In some cases, you can also purchase this curriculum privately; sometimes you also have the option of purchasing just one or two courses, rather than the whole package.
· What grades do you include?
· What is the role of the parent, and what is the role of the school representative/teacher? Who is expected to do the teaching? How much is the student expected to work on his own, and how much will the parent be required to do?
· What materials do you provide? What is the family expected to provide?
· Is there a choice of curriculum? What if the curriculum isn’t working well for the student – is there another choice?
· How much of the curriculum is computer-based? Are textbooks used? Can we “do school” anywhere, such as when we are away from home, or must we be at the computer?

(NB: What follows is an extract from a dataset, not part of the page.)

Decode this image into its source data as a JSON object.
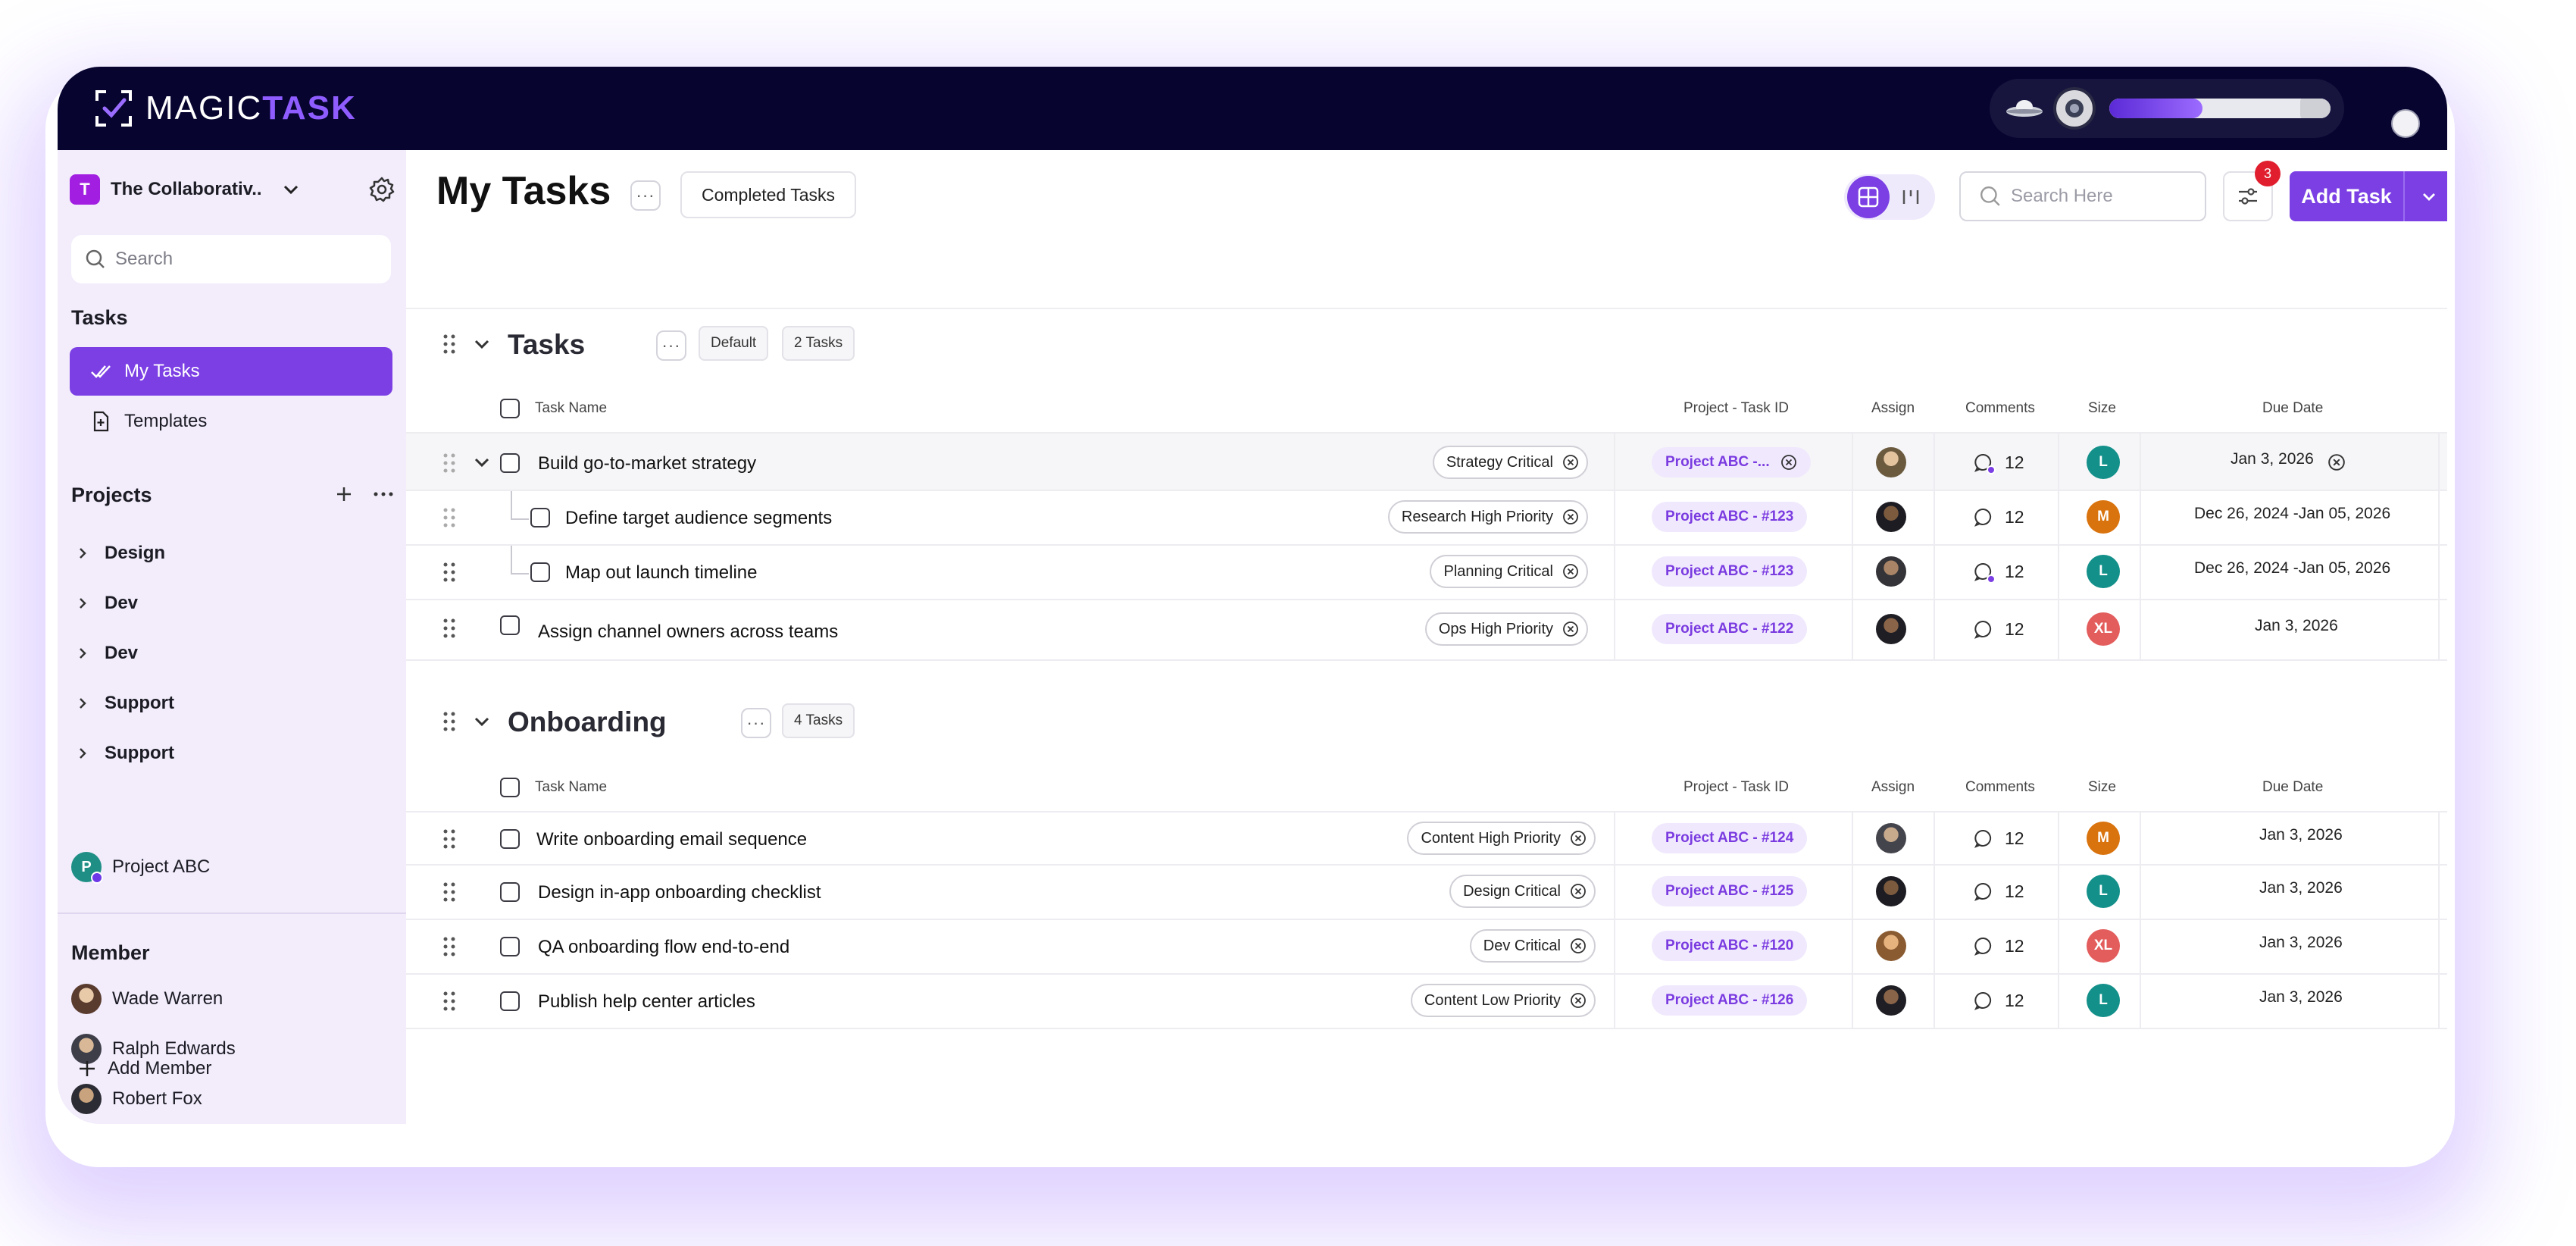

· How much contact will there be with the school? How is this communications done? By phone, on line, by mail?
· How is attendance kept? Must I count hours, days, or both? What counts as a “school day”? Can we school over the summer? Can we school on the weekends and/or on holidays? Can we take vacations or days off when we want or need to? How often and for how long?
· How must we document the student’s progress? Will there be tests? Assignments to be turned in?
· How must we pace ourselves? Can we speed up or slow down when it seems needed? Can we skip material? Do we have to cover a certain amount of material in a year?
· Does the school organize any field trips or other gatherings? How are these funded? Are they optional or mandatory?
· Will the school allow the student to take local classes, for example in gym or music? Will it pay for these classes? If so, are there any guidelines or restrictions on them? Will any other activities (scouts, sports, choir, etc.) count towards school time?
· What kinds of incidental expenses can I expect? Paper, printer ink, etc.? Will you reimburse me for my internet service?
As public school students, cyber-charter students are usually encouraged/required to take the PSSA test. Under the federal No Child Left Behind Act, schools must have a high percentage of their students take the test, otherwise they will automatically be judged to be a “failing” school, regardless of how well the students who do take the test score.
Is it possible to opt out of PSSA testing?
· PA Code Chapter 4.4(d)(4) says “If upon inspection of State assessments parents or guardians find the assessments in conflict with their religious belief and wish their student be excused from the assessment, the right of the parents or guardians will not be denied upon written request to the applicable school district superintendent or AVTS director.”
· To understand what the PA Code is, and how it differs from law, see http://www.pacode.com/faq.htm.
More about the PSSA:
Note: As of July 2011, the articles below all have broken links. I have left the information here in case it is useful in searching for updated information.